By: Sarah Kester
If cold weather is wreaking havoc on your skin, you’re not alone. Between commuting in subzero temperatures to working in dry conditions, it can constantly feel like you’re lathering up from head to toe. Here's why: The skin is a brick-like layered structure of cells, which is usually able to hold in some moisture within. When the outside environment is cold and dry, this ability to hold moisture is significantly reduced. Therefore, the skin becomes dry," says Aesthetic Dermatologist, Dr. Sonam Yadav. Getting ahead of dry skin goes, well, skin deep, so we tapped several experts in their fields to get the best advice to combat the issue. Scroll below for the tips that'll get you on your way to your dewiest glow yet.
You don’t have to step into the dermatologist’s office to get the final say. There are a few things you can look for right at home. “If you wake up feeling like your face is tight and stretched, or feel this way a few minutes after cleansing with a face wash, you probably have dry skin,” explains Dr. Yadav.“You may see more lines or wrinkles, uneven texture or whitish cast than usual, which could also be indicating the skin is dry. Dry skin feels uncomfortable and taut.”
Dr. Sheila Krishna MD, a board-certified dermatologist and advisor for Smart Style Today, agrees. “Dry skin will appear cracked and may have a fine-scale and will feel rough.” Now that you know, next up — how to fix it!
Say hello to your new friend that’ll help you “save face” during the winter months — a humidifier. “Attaching a humidifier to your furnace or using a portable humidifier at home and work will help keep your skin moisture content to an acceptable level,” says Dr. Alain Michon, MD, the Medical Director at Ottawa Skin Clinic. Don't have one? There are other options. “Use mild soaps with added hydrating ingredients like glycerin, allantoin or an emollient will help clean while providing hydration to your skin,” Dr. Michon adds.
If you love your long hot showers or baths, this next part might hurt: “Long bathing time and increased water temperature will remove natural occurring and hydrating oils from your skin,” says Dr. Michon. Ditch the hot water and leave the dial on warm instead — it’ll help your skin in the long run.
Applying moisturizer to dry skin isn’t just a no-brainer, it should be your first defense. “Using a moisturizer a few times a day will help with your hydration status by trapping water into the skin,” explains Dr. Michon. It’s cost-effective, easy to do and will help combat dry skin.
Here's another tip for the best results: “Apply a moisturizer right after bathing or showering in order to hold as much water into the skin as possible,” says Dr. Michon. Post-shower is the ideal time to lotion up: “The skin is slightly damp and the pores are open,” he continues.
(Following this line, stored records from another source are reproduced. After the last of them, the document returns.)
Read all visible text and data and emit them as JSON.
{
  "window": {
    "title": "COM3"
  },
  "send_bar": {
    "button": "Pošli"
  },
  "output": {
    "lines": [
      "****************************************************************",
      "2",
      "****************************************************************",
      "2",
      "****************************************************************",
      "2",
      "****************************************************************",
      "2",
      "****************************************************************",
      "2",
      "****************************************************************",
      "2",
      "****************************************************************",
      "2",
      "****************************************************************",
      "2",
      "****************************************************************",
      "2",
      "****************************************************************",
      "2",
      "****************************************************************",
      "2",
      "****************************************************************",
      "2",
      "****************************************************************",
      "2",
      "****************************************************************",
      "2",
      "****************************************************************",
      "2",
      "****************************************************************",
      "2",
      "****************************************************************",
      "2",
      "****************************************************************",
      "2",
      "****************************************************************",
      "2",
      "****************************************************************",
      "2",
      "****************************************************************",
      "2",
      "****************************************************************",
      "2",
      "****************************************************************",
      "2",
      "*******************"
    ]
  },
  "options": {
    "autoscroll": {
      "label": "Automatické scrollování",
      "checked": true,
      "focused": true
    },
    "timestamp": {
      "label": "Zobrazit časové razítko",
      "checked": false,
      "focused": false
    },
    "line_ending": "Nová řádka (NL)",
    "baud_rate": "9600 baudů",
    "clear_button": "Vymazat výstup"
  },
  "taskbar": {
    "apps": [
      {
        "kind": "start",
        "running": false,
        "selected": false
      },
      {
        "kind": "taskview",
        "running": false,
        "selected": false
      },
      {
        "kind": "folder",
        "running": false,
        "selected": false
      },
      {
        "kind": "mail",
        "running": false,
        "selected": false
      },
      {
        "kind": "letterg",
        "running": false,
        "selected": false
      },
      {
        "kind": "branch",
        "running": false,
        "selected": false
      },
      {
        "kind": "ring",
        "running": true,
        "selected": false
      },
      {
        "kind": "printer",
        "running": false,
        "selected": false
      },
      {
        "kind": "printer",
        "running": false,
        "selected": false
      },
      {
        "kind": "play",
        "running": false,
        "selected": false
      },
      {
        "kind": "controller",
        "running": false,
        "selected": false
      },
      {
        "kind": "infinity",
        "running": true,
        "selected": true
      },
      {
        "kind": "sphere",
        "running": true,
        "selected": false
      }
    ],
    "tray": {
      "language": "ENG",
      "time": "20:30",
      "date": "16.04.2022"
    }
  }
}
When it comes to moisturizers, choose ones that spread easily and absorb quickly into the skin, recommends Dr. Krisha. Her picks? Vaseline, Aquaphor and Cerave, among other products. “All of these brands provide good moisture that can help to protect and prevent dry skin,” she says.
As for those with sensitive skin, a few things should be kept in mind. “It’s important to avoid products that contain fragrance or preservatives as these can irritate already dry and sensitive skin,” says Dr. Krishna. She suggests Vanicream since it’s an excellent brand that “offers products that are free of most preservatives and allergens.”
Lastly, she advises picking skin products with hydrating ingredients like Hyaluronic Acid (HA) is key: “HA acts like a sponge for water, which makes skin plumper and smoother. It has the ability to hold water in skin.” Noted!
Our last tip, which comes courtesy of Dr. Yadav, is to be diligent about drinking lots of fluids and eating foods with high water content. This means eating ALL the fruits and veggies!
Of course, a multi-purpose product never hurts either. Quench your thirst *and* help support healthy skin** by using Vital Proteins products, like our best-selling hydrolyzed Collagen Peptides. It’s a great product to start with if you’re new to collagen!
**These statements have not been evaluated by the Food and Drug Administration. This product is not intended to diagnose, treat, cure, or prevent any disease.